Well, some definitely are, such as the ability to focus on the most important things first. But as the company grows in scale and complexity, so do the key qualities in a successful CEO and leadership team. Here is what it looks like:
● From “they are very good at finding needs and niches” to “they’re very good at optimizing processes, driving down costs and improving quality.”
● From “Absolute clarity of purpose” to “They excel at energizing, engaging and communicating their clarity of purpose to a much larger, sometimes far-flung, team.”
● From (and this could be the most important) “they believe in themselves – totally” to “they believe in others to also make good judgments.”
The most challenging transition the growth-stage company may face is the recognition that the leader-centric model which was so helpful in the startup phase is now possibly blocking successful scaling.
The Delegation Dilemma
This pernicious obstacle for many startup leaders is transitioning from “doers” to “managers.” I get the dilemma. The company is your baby, and you understand and have nurtured every aspect of the business. How can someone else possibly fill those shoes as well as you do? But in order to make that Growth Leap, you have to build and retain a high-performing team to take the company to the next level of growth…a team where everyone understands and believes in the business just like the leaders do.
It means allowing others to make key decisions. As Steve Jobs once said, “It doesn’t make sense to hire smart people and then tell them what to do. We hire smart people so they can tell us what to do.”
The inability to embrace this is the Delegation Dilemma. And it comes with a heavy cost, such as…
● Decision bottlenecks that slow everything down due to founders who insist on making every decision –big and small.
● Founder burnout because there’s just not enough time in the day to get involved in the increased number of decisions to be made. The burden of trying to control everything can be crushing.
● Reduced engagement and productivity or turnover because employees don’t want to be micromanaged and second-guessed.
● Talent revolving door which can be fatal, particularly in sectors where the fight for top talent is a strategic imperative.

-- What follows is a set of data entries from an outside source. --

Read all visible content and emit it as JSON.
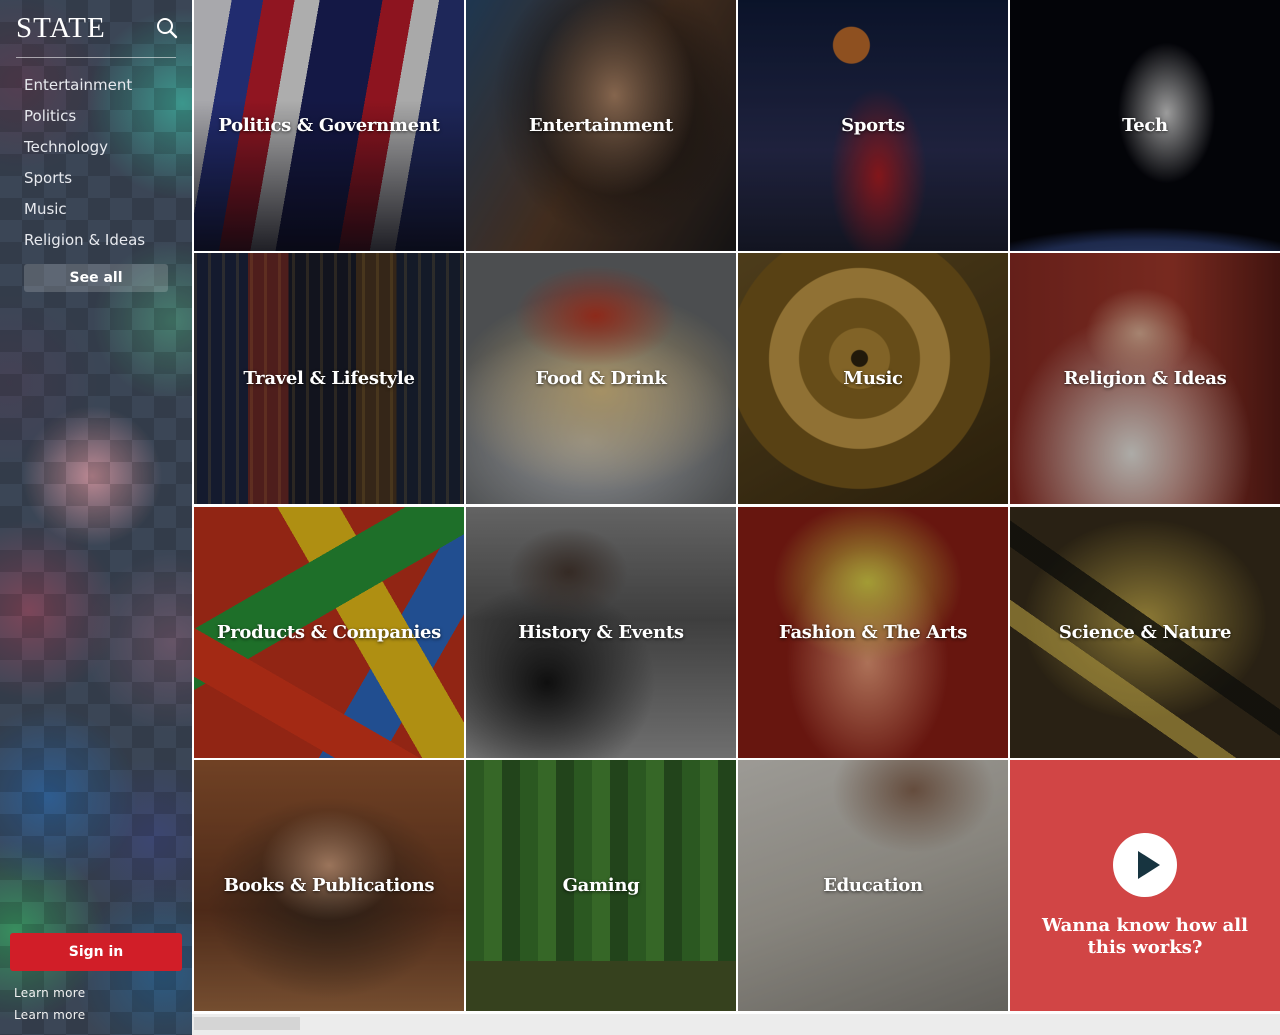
{
  "brand": {
    "logo": "STATE"
  },
  "sidebar": {
    "nav": [
      "Entertainment",
      "Politics",
      "Technology",
      "Sports",
      "Music",
      "Religion & Ideas"
    ],
    "see_all": "See all",
    "sign_in": "Sign in",
    "learn_more": [
      "Learn more",
      "Learn more"
    ]
  },
  "tiles": [
    "Politics & Government",
    "Entertainment",
    "Sports",
    "Tech",
    "Travel & Lifestyle",
    "Food & Drink",
    "Music",
    "Religion & Ideas",
    "Products & Companies",
    "History & Events",
    "Fashion & The Arts",
    "Science & Nature",
    "Books & Publications",
    "Gaming",
    "Education"
  ],
  "video": {
    "text": "Wanna know how all this works?"
  },
  "colors": {
    "accent_red": "#d11e28",
    "video_tile": "#d14545"
  },
  "icons": {
    "search": "search-icon",
    "play": "play-icon"
  }
}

The logical, and relatively easy, places to start are in areas that don’t require high-level strategic decisions, such as established processes and tasks in areas of routine accounting, execution of agreed-upon marketing plans, or oversight of basic administrative tasks. Train your people well, be really clear with them on what success looks like, let them do their job, and hold your teams to the results with which you’ve entrusted them.

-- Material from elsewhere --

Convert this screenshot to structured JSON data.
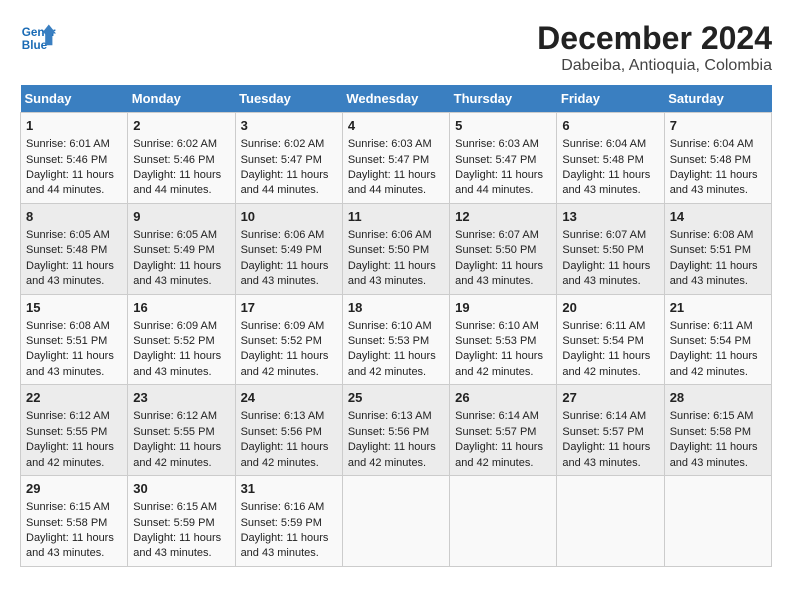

This is a big topic –one that deserves time and attention, and we’ll be coming back to it in future articles. In the meanwhile, if you’d like to chat about the Delegation Dilemma, give Andrew a call.